The most serious infections are caused by methicillin-resistant Staphylococcus aureus, commonly known as MRSA. This type of bacteria is resistant to antibiotics and can quickly spread throughout the body, damaging organs, muscles and other parts of the body. Severe cases can result in loss of limbs or even death if it enters the bloodstream or destroys vital organs.
Preventing Staph Infections
That’s the bad news about staph infections. The good news is that with simple preventative steps, you can ward off most infections.
Insufficient hygiene in fitness environments is one of the most common staph infection causes. Staph infections can spread rapidly from person to person in saunas, gyms, martial arts and fitness centers where they can thrive in the moisture created from sweat. Here are some hygiene tips that can reduce your chances of catching a staph infection:
- Cover cuts, wounds and abrasions. Any opening on your skin should be covered with bandages until they are completely healed.
As long as the bandage stays on, you're good. Maybe give your hands an extra wash after, though.

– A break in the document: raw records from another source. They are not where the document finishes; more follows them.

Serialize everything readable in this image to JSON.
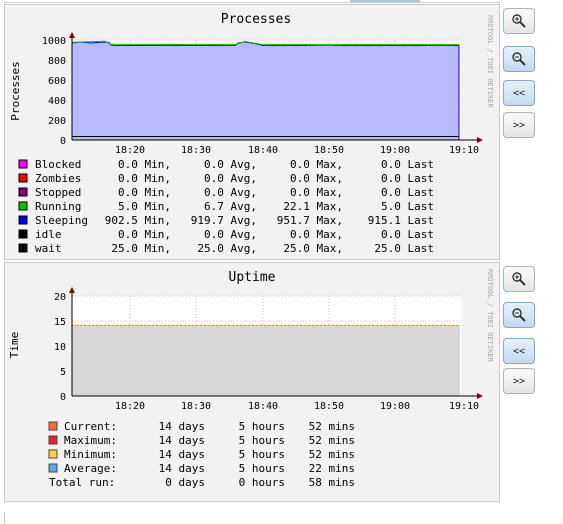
{
  "graphs": [
    {
      "title": "Processes",
      "ylabel": "Processes",
      "watermark": "RRDTOOL / TOBI OETIKER",
      "x_ticks": [
        "18:20",
        "18:30",
        "18:40",
        "18:50",
        "19:00",
        "19:10"
      ],
      "y_ticks": [
        "1000",
        "800",
        "600",
        "400",
        "200",
        "0"
      ],
      "legend": [
        {
          "name": "Blocked",
          "color": "#ff00ff",
          "min": "0.0 Min,",
          "avg": "0.0 Avg,",
          "max": "0.0 Max,",
          "last": "0.0 Last"
        },
        {
          "name": "Zombies",
          "color": "#ff0000",
          "min": "0.0 Min,",
          "avg": "0.0 Avg,",
          "max": "0.0 Max,",
          "last": "0.0 Last"
        },
        {
          "name": "Stopped",
          "color": "#800080",
          "min": "0.0 Min,",
          "avg": "0.0 Avg,",
          "max": "0.0 Max,",
          "last": "0.0 Last"
        },
        {
          "name": "Running",
          "color": "#00c000",
          "min": "5.0 Min,",
          "avg": "6.7 Avg,",
          "max": "22.1 Max,",
          "last": "5.0 Last"
        },
        {
          "name": "Sleeping",
          "color": "#0000ff",
          "min": "902.5 Min,",
          "avg": "919.7 Avg,",
          "max": "951.7 Max,",
          "last": "915.1 Last"
        },
        {
          "name": "idle",
          "color": "#000000",
          "min": "0.0 Min,",
          "avg": "0.0 Avg,",
          "max": "0.0 Max,",
          "last": "0.0 Last"
        },
        {
          "name": "wait",
          "color": "#000000",
          "min": "25.0 Min,",
          "avg": "25.0 Avg,",
          "max": "25.0 Max,",
          "last": "25.0 Last"
        }
      ]
    },
    {
      "title": "Uptime",
      "ylabel": "Time",
      "watermark": "RRDTOOL / TOBI OETIKER",
      "x_ticks": [
        "18:20",
        "18:30",
        "18:40",
        "18:50",
        "19:00",
        "19:10"
      ],
      "y_ticks": [
        "20",
        "15",
        "10",
        "5",
        "0"
      ],
      "legend": [
        {
          "name": "Current:",
          "color": "#ff6a3a",
          "days": "14 days",
          "hours": "5 hours",
          "mins": "52 mins"
        },
        {
          "name": "Maximum:",
          "color": "#e8203a",
          "days": "14 days",
          "hours": "5 hours",
          "mins": "52 mins"
        },
        {
          "name": "Minimum:",
          "color": "#ffd24a",
          "days": "14 days",
          "hours": "5 hours",
          "mins": "52 mins"
        },
        {
          "name": "Average:",
          "color": "#5fa8e8",
          "days": "14 days",
          "hours": "5 hours",
          "mins": "22 mins"
        }
      ],
      "total": {
        "name": "Total run:",
        "days": "0 days",
        "hours": "0 hours",
        "mins": "58 mins"
      }
    }
  ],
  "buttons": {
    "zoom_in": "zoom-in-icon",
    "zoom_out": "zoom-out-icon",
    "back": "<<",
    "forward": ">>"
  }
}
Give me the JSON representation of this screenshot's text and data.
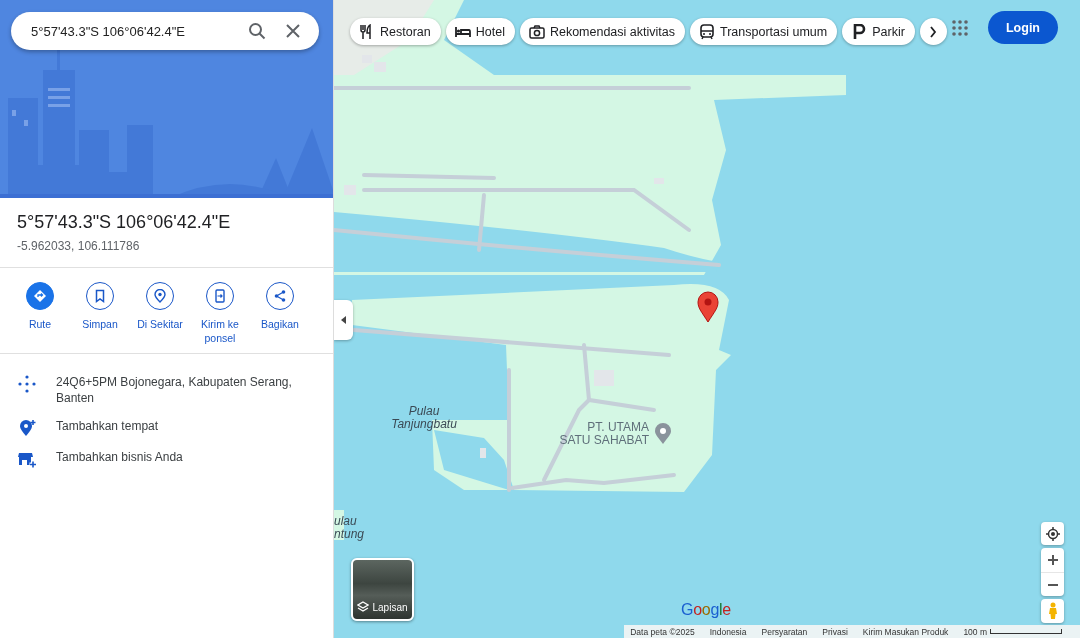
{
  "search": {
    "value": "5°57'43.3\"S 106°06'42.4\"E"
  },
  "place": {
    "title": "5°57'43.3\"S 106°06'42.4\"E",
    "coordinates": "-5.962033, 106.111786"
  },
  "actions": [
    {
      "label": "Rute",
      "kind": "route",
      "primary": true
    },
    {
      "label": "Simpan",
      "kind": "save",
      "primary": false
    },
    {
      "label": "Di Sekitar",
      "kind": "nearby",
      "primary": false
    },
    {
      "label": "Kirim ke ponsel",
      "kind": "phone",
      "primary": false
    },
    {
      "label": "Bagikan",
      "kind": "share",
      "primary": false
    }
  ],
  "info_rows": [
    {
      "text": "24Q6+5PM Bojonegara, Kabupaten Serang, Banten",
      "kind": "plus-code"
    },
    {
      "text": "Tambahkan tempat",
      "kind": "add-place"
    },
    {
      "text": "Tambahkan bisnis Anda",
      "kind": "add-business"
    }
  ],
  "chips": [
    {
      "label": "Restoran",
      "kind": "restaurant"
    },
    {
      "label": "Hotel",
      "kind": "hotel"
    },
    {
      "label": "Rekomendasi aktivitas",
      "kind": "camera"
    },
    {
      "label": "Transportasi umum",
      "kind": "transit"
    },
    {
      "label": "Parkir",
      "kind": "parking"
    }
  ],
  "login": "Login",
  "map_labels": [
    {
      "text": "Pulau Tanjungbatu",
      "kind": "island"
    },
    {
      "text": "PT. UTAMA SATU SAHABAT",
      "kind": "poi"
    },
    {
      "text": "ulau ntung",
      "kind": "island-cut"
    }
  ],
  "layers": {
    "label": "Lapisan"
  },
  "logo": "Google",
  "footer": [
    "Data peta ©2025",
    "Indonesia",
    "Persyaratan",
    "Privasi",
    "Kirim Masukan Produk"
  ],
  "scale": "100 m"
}
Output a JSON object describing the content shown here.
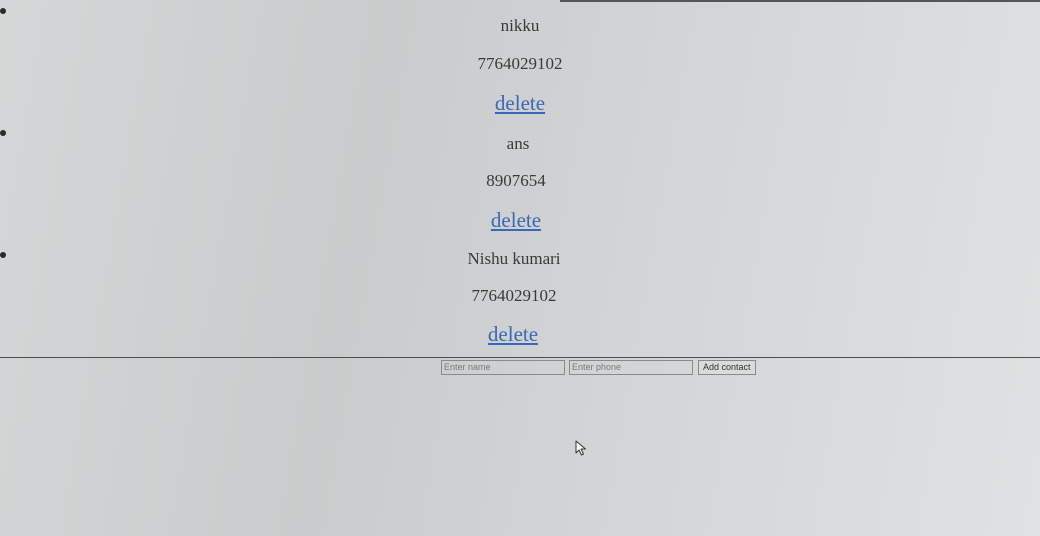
{
  "contacts": [
    {
      "name": "nikku",
      "phone": "7764029102",
      "delete_label": "delete"
    },
    {
      "name": "ans",
      "phone": "8907654",
      "delete_label": "delete"
    },
    {
      "name": "Nishu kumari",
      "phone": "7764029102",
      "delete_label": "delete"
    }
  ],
  "form": {
    "name_placeholder": "Enter name",
    "phone_placeholder": "Enter phone",
    "add_label": "Add contact"
  },
  "icons": {
    "bullet": "bullet-icon",
    "cursor": "mouse-cursor-icon"
  }
}
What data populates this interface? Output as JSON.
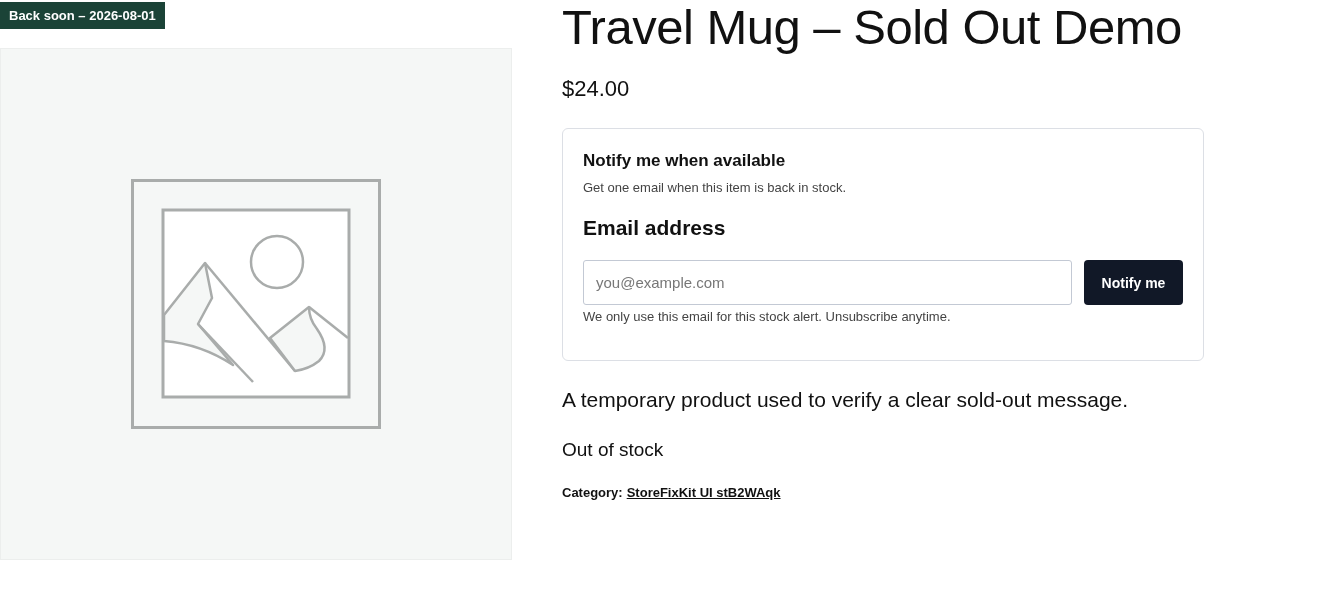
{
  "badge": {
    "text": "Back soon – 2026-08-01"
  },
  "product": {
    "title": "Travel Mug – Sold Out Demo",
    "price": "$24.00"
  },
  "notify_form": {
    "heading": "Notify me when available",
    "subtext": "Get one email when this item is back in stock.",
    "email_label": "Email address",
    "email_field": {
      "placeholder": "you@example.com"
    },
    "button": "Notify me",
    "note": "We only use this email for this stock alert. Unsubscribe anytime."
  },
  "description": "A temporary product used to verify a clear sold-out message.",
  "stock_status": "Out of stock",
  "category": {
    "label": "Category:",
    "link": "StoreFixKit UI stB2WAqk"
  }
}
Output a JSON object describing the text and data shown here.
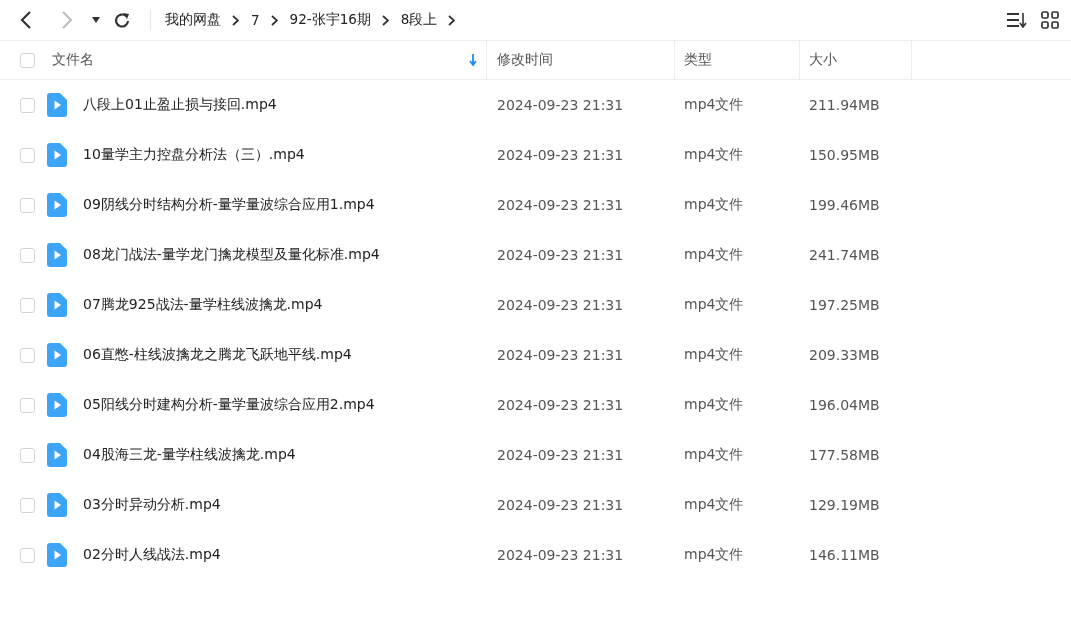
{
  "breadcrumb": [
    "我的网盘",
    "7",
    "92-张宇16期",
    "8段上"
  ],
  "table": {
    "all_checked": false,
    "columns": [
      "文件名",
      "修改时间",
      "类型",
      "大小"
    ],
    "rows": [
      {
        "name": "八段上01止盈止损与接回.mp4",
        "modified": "2024-09-23 21:31",
        "type": "mp4文件",
        "size": "211.94MB",
        "checked": false
      },
      {
        "name": "10量学主力控盘分析法（三）.mp4",
        "modified": "2024-09-23 21:31",
        "type": "mp4文件",
        "size": "150.95MB",
        "checked": false
      },
      {
        "name": "09阴线分时结构分析-量学量波综合应用1.mp4",
        "modified": "2024-09-23 21:31",
        "type": "mp4文件",
        "size": "199.46MB",
        "checked": false
      },
      {
        "name": "08龙门战法-量学龙门擒龙模型及量化标准.mp4",
        "modified": "2024-09-23 21:31",
        "type": "mp4文件",
        "size": "241.74MB",
        "checked": false
      },
      {
        "name": "07腾龙925战法-量学柱线波擒龙.mp4",
        "modified": "2024-09-23 21:31",
        "type": "mp4文件",
        "size": "197.25MB",
        "checked": false
      },
      {
        "name": "06直憋-柱线波擒龙之腾龙飞跃地平线.mp4",
        "modified": "2024-09-23 21:31",
        "type": "mp4文件",
        "size": "209.33MB",
        "checked": false
      },
      {
        "name": "05阳线分时建构分析-量学量波综合应用2.mp4",
        "modified": "2024-09-23 21:31",
        "type": "mp4文件",
        "size": "196.04MB",
        "checked": false
      },
      {
        "name": "04股海三龙-量学柱线波擒龙.mp4",
        "modified": "2024-09-23 21:31",
        "type": "mp4文件",
        "size": "177.58MB",
        "checked": false
      },
      {
        "name": "03分时异动分析.mp4",
        "modified": "2024-09-23 21:31",
        "type": "mp4文件",
        "size": "129.19MB",
        "checked": false
      },
      {
        "name": "02分时人线战法.mp4",
        "modified": "2024-09-23 21:31",
        "type": "mp4文件",
        "size": "146.11MB",
        "checked": false
      }
    ]
  }
}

- Wipe equipment before and after each use. Use a disinfectant or sanitizing wipe to wipe down the equipment before using it. Wipe seats and benches before sitting.
- Sharing is not caring. Don’t use communal towels, (bar) soap, or clothing at the gym. Also, if you bring a towel to wipe away personal perspiration, avoid setting it on exercise equipment.
- Wear shoes in the shower. If you take a shower at the gym, wear shower shoes or flip flops and take your own washcloth and towel.
- Avoid touching areas of your face. Avoid touching areas of your face like your nose, eyes and mouth when using equipment. Wiping sweat away from your nose with your hand after handling staph-laden equipment could cause a staph infection of the respiratory tract.
- Take your own mat. If your workout involves use of a mat, take your own to ensure that it is sanitary and clean it after each use.
Hopefully these ladies all believe in B.Y.O.M. -- bring your own mat!
What to Do if You Think You Have a Staph Infection
If you think that you have a staph infection or staph infection symptoms, seek care from a physician as soon as possible. While some minor staph infections in healthy individuals can sometimes resolve on their own, some can lead to more serious conditions and can even become life-threatening.
Whether you’re a martial artist or take cardio boxing or kickboxing classes, one of the key pieces of gear you need to keep clean is your gloves. Sweat, gunk and funky odors – and yes, bacteria like staph – can built up inside them without proper maintenance. Want an easy, effective and fashionable way to keep your gloves fresh? Strive Boxing Gloves are machine washable and dryer-safe, so you can just toss them in the washer with the rest of your gym clothes.